Web page and app entries

* * * * * * * * *

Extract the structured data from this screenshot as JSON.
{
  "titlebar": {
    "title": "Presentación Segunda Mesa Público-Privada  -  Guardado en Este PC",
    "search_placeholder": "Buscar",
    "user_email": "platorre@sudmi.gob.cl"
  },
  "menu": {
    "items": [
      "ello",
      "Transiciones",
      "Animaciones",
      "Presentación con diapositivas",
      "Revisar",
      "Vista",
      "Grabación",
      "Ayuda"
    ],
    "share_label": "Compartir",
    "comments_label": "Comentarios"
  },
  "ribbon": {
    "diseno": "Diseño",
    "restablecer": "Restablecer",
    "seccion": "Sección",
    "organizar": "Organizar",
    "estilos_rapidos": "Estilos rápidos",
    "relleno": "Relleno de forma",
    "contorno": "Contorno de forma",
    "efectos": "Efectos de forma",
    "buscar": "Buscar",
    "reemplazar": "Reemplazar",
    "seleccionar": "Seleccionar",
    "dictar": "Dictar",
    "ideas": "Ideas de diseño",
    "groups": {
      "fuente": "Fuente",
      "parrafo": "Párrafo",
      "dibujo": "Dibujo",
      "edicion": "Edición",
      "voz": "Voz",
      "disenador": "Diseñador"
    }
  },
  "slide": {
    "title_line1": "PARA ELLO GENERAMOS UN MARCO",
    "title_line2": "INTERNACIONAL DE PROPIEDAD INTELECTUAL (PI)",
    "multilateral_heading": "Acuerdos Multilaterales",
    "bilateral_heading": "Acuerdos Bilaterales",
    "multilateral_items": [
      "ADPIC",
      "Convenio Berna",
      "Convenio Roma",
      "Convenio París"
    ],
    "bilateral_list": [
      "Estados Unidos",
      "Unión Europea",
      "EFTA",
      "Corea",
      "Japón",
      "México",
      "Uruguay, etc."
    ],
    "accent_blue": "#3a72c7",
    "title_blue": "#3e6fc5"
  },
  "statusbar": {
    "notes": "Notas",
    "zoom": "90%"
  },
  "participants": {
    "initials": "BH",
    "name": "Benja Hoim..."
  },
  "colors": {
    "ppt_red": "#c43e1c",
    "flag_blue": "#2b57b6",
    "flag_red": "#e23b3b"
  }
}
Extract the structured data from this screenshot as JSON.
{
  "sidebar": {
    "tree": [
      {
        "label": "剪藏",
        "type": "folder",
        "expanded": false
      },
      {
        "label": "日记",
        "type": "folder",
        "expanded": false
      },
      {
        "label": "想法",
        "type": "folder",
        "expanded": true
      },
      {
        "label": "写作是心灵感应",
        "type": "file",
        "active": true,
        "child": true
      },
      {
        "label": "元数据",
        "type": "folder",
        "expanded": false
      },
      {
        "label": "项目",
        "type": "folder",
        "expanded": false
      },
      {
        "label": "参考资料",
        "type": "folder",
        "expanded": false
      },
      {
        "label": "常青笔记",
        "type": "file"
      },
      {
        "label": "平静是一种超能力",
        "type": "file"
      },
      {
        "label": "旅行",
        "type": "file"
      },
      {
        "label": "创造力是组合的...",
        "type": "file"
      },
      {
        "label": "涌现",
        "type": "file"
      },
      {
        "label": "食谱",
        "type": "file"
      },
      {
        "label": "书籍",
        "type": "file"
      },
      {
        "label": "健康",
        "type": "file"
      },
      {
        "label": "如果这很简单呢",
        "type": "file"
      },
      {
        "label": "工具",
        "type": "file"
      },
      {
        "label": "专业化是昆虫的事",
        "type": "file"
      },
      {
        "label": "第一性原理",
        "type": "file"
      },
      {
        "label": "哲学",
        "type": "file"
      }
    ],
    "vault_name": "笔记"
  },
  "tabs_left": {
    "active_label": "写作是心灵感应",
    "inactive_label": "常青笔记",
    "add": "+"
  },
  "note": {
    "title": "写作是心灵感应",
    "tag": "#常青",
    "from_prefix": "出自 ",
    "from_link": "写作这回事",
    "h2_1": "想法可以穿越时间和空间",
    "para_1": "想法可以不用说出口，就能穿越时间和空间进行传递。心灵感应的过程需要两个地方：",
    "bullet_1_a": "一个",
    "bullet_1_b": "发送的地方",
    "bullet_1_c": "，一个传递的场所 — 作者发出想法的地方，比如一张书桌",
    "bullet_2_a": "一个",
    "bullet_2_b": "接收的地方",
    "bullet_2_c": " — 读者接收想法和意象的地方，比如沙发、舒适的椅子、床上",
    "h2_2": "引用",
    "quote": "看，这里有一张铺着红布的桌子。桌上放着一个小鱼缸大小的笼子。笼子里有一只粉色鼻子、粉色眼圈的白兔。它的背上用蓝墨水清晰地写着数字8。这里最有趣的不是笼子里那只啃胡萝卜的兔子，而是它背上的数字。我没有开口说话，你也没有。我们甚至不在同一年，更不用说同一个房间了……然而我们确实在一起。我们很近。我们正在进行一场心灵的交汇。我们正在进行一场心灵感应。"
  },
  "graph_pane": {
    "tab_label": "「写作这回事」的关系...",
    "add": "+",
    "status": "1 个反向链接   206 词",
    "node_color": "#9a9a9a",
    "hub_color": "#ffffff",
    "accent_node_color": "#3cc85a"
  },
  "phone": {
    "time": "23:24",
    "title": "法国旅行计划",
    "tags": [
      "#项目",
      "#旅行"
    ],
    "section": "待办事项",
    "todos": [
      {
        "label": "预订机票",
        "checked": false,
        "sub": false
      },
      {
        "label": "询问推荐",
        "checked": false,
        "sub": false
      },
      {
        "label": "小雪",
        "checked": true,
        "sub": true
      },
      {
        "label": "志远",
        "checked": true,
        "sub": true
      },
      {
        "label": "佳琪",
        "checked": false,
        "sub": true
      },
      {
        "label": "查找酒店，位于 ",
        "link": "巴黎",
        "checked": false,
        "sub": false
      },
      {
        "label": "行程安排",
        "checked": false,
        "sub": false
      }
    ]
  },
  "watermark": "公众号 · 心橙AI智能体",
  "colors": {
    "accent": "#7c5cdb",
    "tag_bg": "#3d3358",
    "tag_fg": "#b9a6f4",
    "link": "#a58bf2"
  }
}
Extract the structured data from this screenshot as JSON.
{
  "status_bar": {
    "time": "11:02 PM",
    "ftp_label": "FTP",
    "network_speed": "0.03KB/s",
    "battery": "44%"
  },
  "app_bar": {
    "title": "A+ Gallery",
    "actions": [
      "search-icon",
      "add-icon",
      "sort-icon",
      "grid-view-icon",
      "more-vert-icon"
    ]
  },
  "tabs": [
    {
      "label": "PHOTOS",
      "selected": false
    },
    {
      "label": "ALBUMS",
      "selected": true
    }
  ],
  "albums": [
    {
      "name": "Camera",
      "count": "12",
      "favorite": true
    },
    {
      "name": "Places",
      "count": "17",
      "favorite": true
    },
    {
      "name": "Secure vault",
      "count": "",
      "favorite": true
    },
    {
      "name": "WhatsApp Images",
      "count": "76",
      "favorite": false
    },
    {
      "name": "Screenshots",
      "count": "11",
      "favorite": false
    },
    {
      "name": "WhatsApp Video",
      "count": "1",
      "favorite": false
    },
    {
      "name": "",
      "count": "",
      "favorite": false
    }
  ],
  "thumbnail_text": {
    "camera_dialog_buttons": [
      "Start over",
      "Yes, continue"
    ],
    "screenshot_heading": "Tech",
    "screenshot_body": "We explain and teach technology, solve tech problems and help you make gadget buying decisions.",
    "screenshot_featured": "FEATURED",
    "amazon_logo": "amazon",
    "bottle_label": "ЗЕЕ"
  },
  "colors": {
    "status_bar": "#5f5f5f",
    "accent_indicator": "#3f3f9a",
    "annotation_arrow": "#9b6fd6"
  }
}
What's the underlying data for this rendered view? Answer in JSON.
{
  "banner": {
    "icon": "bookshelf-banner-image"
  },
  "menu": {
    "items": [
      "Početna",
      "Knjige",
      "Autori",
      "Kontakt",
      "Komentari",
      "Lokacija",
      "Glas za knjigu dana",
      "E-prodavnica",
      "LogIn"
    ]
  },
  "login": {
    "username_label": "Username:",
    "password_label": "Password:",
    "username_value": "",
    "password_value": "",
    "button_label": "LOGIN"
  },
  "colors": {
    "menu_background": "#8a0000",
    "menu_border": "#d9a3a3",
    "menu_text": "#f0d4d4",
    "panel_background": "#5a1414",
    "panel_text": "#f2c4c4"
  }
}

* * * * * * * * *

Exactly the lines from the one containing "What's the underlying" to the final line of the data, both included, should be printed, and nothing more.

- **TASK OUTPUT**:
What's the underlying data for this rendered view? Answer in JSON.
{
  "banner": {
    "icon": "bookshelf-banner-image"
  },
  "menu": {
    "items": [
      "Početna",
      "Knjige",
      "Autori",
      "Kontakt",
      "Komentari",
      "Lokacija",
      "Glas za knjigu dana",
      "E-prodavnica",
      "LogIn"
    ]
  },
  "login": {
    "username_label": "Username:",
    "password_label": "Password:",
    "username_value": "",
    "password_value": "",
    "button_label": "LOGIN"
  },
  "colors": {
    "menu_background": "#8a0000",
    "menu_border": "#d9a3a3",
    "menu_text": "#f0d4d4",
    "panel_background": "#5a1414",
    "panel_text": "#f2c4c4"
  }
}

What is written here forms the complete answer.